I’m replying to my own first comment, in view of some of the recent discussion here. The HE-560s and the old STAX are still very close. With the Mjolnir modified STAX SRM-T1S, I do think that the STAX headphones beat out the HE-560s overall. The electrostatics are just lighter and very fast and detailed. But the HE-560s are a very close second.
They are slightly more convenient. I can drive them with the iFi xDSD, which I did not have when I first made the comparison. I usually drive them with my Headroom Standard (2016), often using the Dragonfly Black as input to the Headroom, even though it is able to drive them - although not well.
I look forward to some time in the future when I have a more potent DAC/AMP combination, as it is clear that just like my old Rectilinear III Speakers, they like to have the authority of more power behind them than is needed to merely drive them.
When I analyze this thought, it sounds like hokum, but it is not. My guess is that having additional power - even if not actively used - adds a degree of control. I’d love to hear some of the more technical folks describe this feeling. With regard to my speakers, I heard that authority over the years with Dynaco Mark IIIs, with Tigersaurus (125 watt RMS mono amps), and with my present Wyred4Sound 1000 watt class D. I heard it slightly less with the 100 watt RMS Sansui AU-919, but it was still there.
I did not hear it with a 70 watt RMS Onkyo integrated, that was otherwise quite good, and they were always wanting when I had to drive them with 40 watt Lafayette equipment. Just seemed like there was clarity in bass drums and percussion in general.
So I get the identical feelings with the HE-560s as I go up in power, if not in volume. Perhaps it is the planar magnetic design.
My Sennheisers - next in quality - both the HD-580s and 6xx are close - but not quite in the same league.
I hope this is helpful as a longer term listen to @pukkita. With adequate power, they seem more natural. I find them very good on acoustic jazz combos, classical guitar, and chamber.

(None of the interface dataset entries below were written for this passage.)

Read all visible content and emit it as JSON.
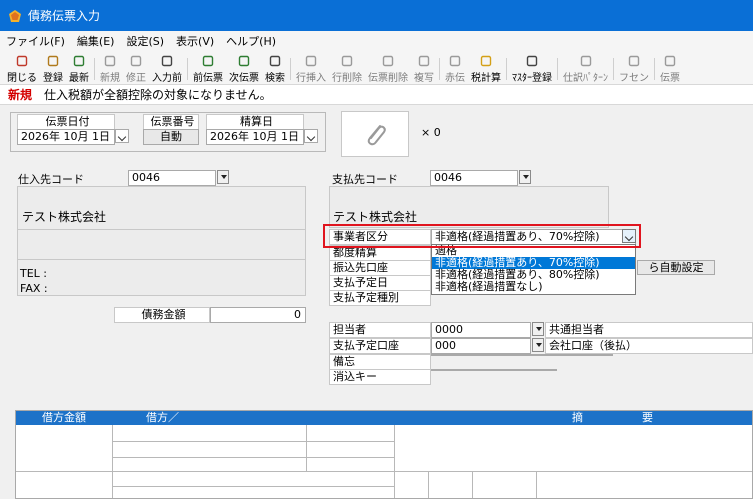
{
  "window": {
    "title": "債務伝票入力"
  },
  "menu": [
    "ファイル(F)",
    "編集(E)",
    "設定(S)",
    "表示(V)",
    "ヘルプ(H)"
  ],
  "toolbar": [
    {
      "label": "閉じる",
      "icon": "close-icon",
      "color": "#c0392b",
      "enabled": true
    },
    {
      "label": "登録",
      "icon": "save-icon",
      "color": "#b07a1c",
      "enabled": true
    },
    {
      "label": "最新",
      "icon": "refresh-icon",
      "color": "#2e7d32",
      "enabled": true
    },
    {
      "label": "新規",
      "icon": "new-doc-icon",
      "color": "#9a9a9a",
      "enabled": false
    },
    {
      "label": "修正",
      "icon": "edit-icon",
      "color": "#9a9a9a",
      "enabled": false
    },
    {
      "label": "入力前",
      "icon": "before-input-icon",
      "color": "#444",
      "enabled": true
    },
    {
      "label": "前伝票",
      "icon": "prev-slip-icon",
      "color": "#2e7d32",
      "enabled": true
    },
    {
      "label": "次伝票",
      "icon": "next-slip-icon",
      "color": "#2e7d32",
      "enabled": true
    },
    {
      "label": "検索",
      "icon": "search-icon",
      "color": "#444",
      "enabled": true
    },
    {
      "label": "行挿入",
      "icon": "insert-row-icon",
      "color": "#9a9a9a",
      "enabled": false
    },
    {
      "label": "行削除",
      "icon": "delete-row-icon",
      "color": "#9a9a9a",
      "enabled": false
    },
    {
      "label": "伝票削除",
      "icon": "delete-slip-icon",
      "color": "#9a9a9a",
      "enabled": false
    },
    {
      "label": "複写",
      "icon": "copy-icon",
      "color": "#9a9a9a",
      "enabled": false
    },
    {
      "label": "赤伝",
      "icon": "red-slip-icon",
      "color": "#9a9a9a",
      "enabled": false
    },
    {
      "label": "税計算",
      "icon": "tax-calc-icon",
      "color": "#d4a017",
      "enabled": true
    },
    {
      "label": "ﾏｽﾀｰ登録",
      "icon": "master-register-icon",
      "color": "#444",
      "enabled": true
    },
    {
      "label": "仕訳ﾊﾟﾀｰﾝ",
      "icon": "journal-pattern-icon",
      "color": "#9a9a9a",
      "enabled": false
    },
    {
      "label": "フセン",
      "icon": "sticky-note-icon",
      "color": "#9a9a9a",
      "enabled": false
    },
    {
      "label": "伝票",
      "icon": "slip-icon",
      "color": "#9a9a9a",
      "enabled": false
    }
  ],
  "status": {
    "mode": "新規",
    "message": "仕入税額が全額控除の対象になりません。"
  },
  "header": {
    "slip_date_label": "伝票日付",
    "slip_date_value": "2026年 10月  1日",
    "slip_no_label": "伝票番号",
    "slip_no_button": "自動",
    "settle_date_label": "精算日",
    "settle_date_value": "2026年 10月  1日",
    "attachment_count": "× 0"
  },
  "supplier": {
    "code_label": "仕入先コード",
    "code_value": "0046",
    "name": "テスト株式会社",
    "tel_label": "TEL :",
    "fax_label": "FAX :"
  },
  "payee": {
    "code_label": "支払先コード",
    "code_value": "0046",
    "name": "テスト株式会社",
    "business_type_label": "事業者区分",
    "business_type_value": "非適格(経過措置あり、70%控除)",
    "business_type_options": [
      "適格",
      "非適格(経過措置あり、70%控除)",
      "非適格(経過措置あり、80%控除)",
      "非適格(経過措置なし)"
    ],
    "business_type_selected": 1,
    "rows": [
      "都度精算",
      "振込先口座",
      "支払予定日",
      "支払予定種別"
    ],
    "auto_set_button": "ら自動設定"
  },
  "amount": {
    "label": "債務金額",
    "value": "0"
  },
  "assignee": {
    "rows": [
      {
        "label": "担当者",
        "code": "0000",
        "name": "共通担当者"
      },
      {
        "label": "支払予定口座",
        "code": "000",
        "name": "会社口座（後払）"
      }
    ],
    "note_label": "備忘",
    "clear_key_label": "消込キー"
  },
  "grid": {
    "headers": [
      "借方金額",
      "借方／",
      "摘",
      "要"
    ]
  },
  "colors": {
    "titlebar": "#0a6fd6",
    "highlight": "#e0141e",
    "selected": "#0078d7",
    "grid_header": "#1d72c8"
  }
}
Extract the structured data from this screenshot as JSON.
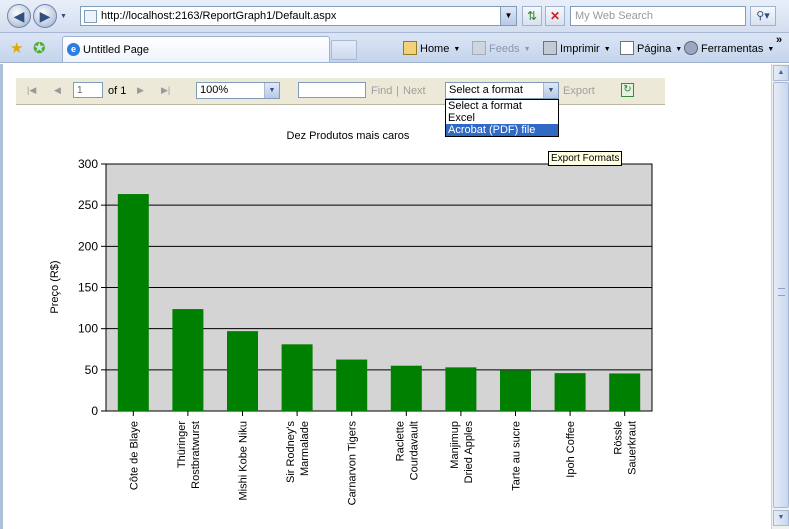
{
  "browser": {
    "url": "http://localhost:2163/ReportGraph1/Default.aspx",
    "search_placeholder": "My Web Search",
    "tab_title": "Untitled Page",
    "commands": {
      "home": "Home",
      "feeds": "Feeds",
      "print": "Imprimir",
      "page": "Página",
      "tools": "Ferramentas"
    }
  },
  "report_toolbar": {
    "page_number": "1",
    "page_total_label": "of 1",
    "zoom": "100%",
    "find_label": "Find",
    "separator": "|",
    "next_label": "Next",
    "format_selected": "Select a format",
    "export_label": "Export",
    "format_options": [
      "Select a format",
      "Excel",
      "Acrobat (PDF) file"
    ],
    "highlighted_option_index": 2,
    "tooltip": "Export Formats"
  },
  "chart_data": {
    "type": "bar",
    "title": "Dez Produtos mais caros",
    "ylabel": "Preço (R$)",
    "xlabel": "",
    "ylim": [
      0,
      300
    ],
    "yticks": [
      "0",
      "50",
      "100",
      "150",
      "200",
      "250",
      "300"
    ],
    "categories": [
      [
        "Côte de Blaye"
      ],
      [
        "Thüringer",
        "Rostbratwurst"
      ],
      [
        "Mishi Kobe Niku"
      ],
      [
        "Sir Rodney's",
        "Marmalade"
      ],
      [
        "Carnarvon Tigers"
      ],
      [
        "Raclette",
        "Courdavault"
      ],
      [
        "Manjimup",
        "Dried Apples"
      ],
      [
        "Tarte au sucre"
      ],
      [
        "Ipoh Coffee"
      ],
      [
        "Rössle",
        "Sauerkraut"
      ]
    ],
    "values": [
      263.5,
      123.79,
      97,
      81,
      62.5,
      55,
      53,
      49.3,
      46,
      45.6
    ],
    "bar_color": "#008000",
    "plot_background": "#d4d4d4",
    "grid": true
  }
}
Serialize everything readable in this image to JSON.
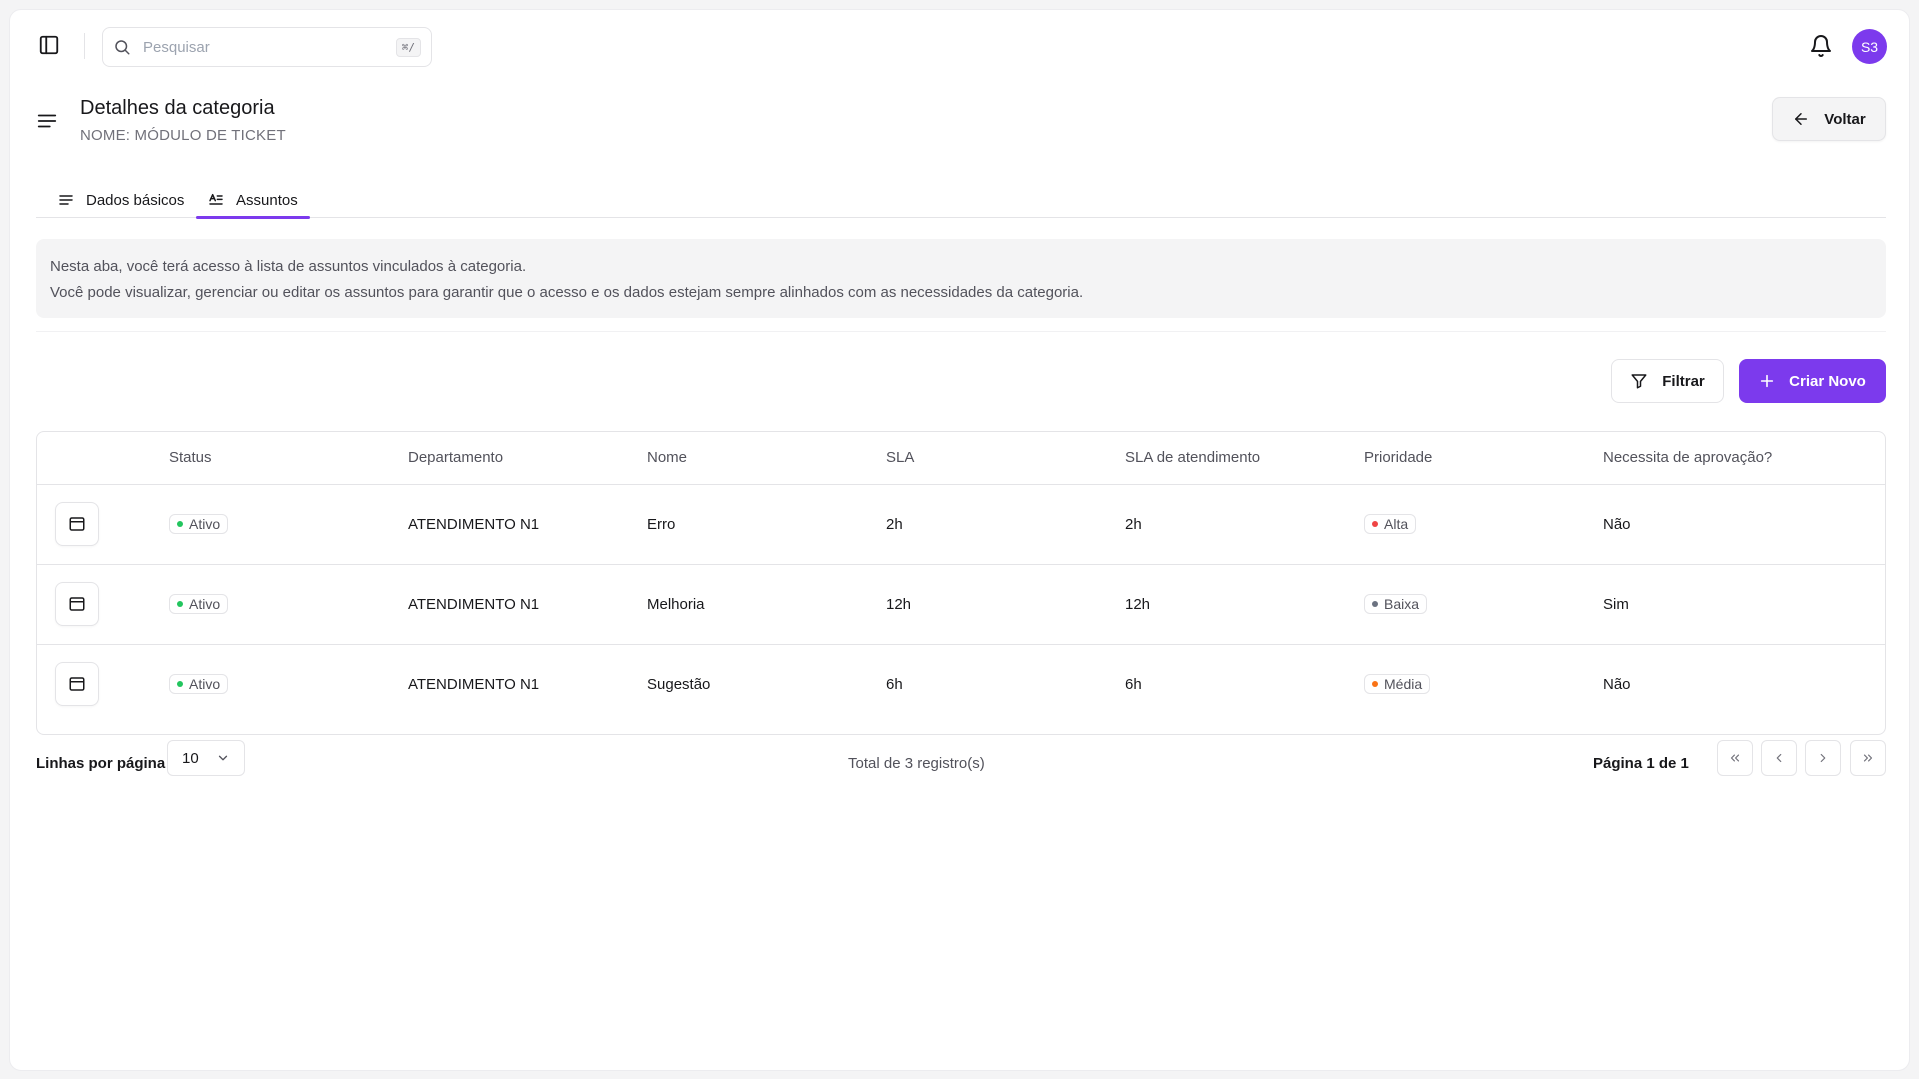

They are also very revealing in live rock recordings, but can be merciless on acoustically bad venues.
It’s hard sometimes, to properly compare studio rock albums among a group of really good quality headphones as production values and choices have so much weight.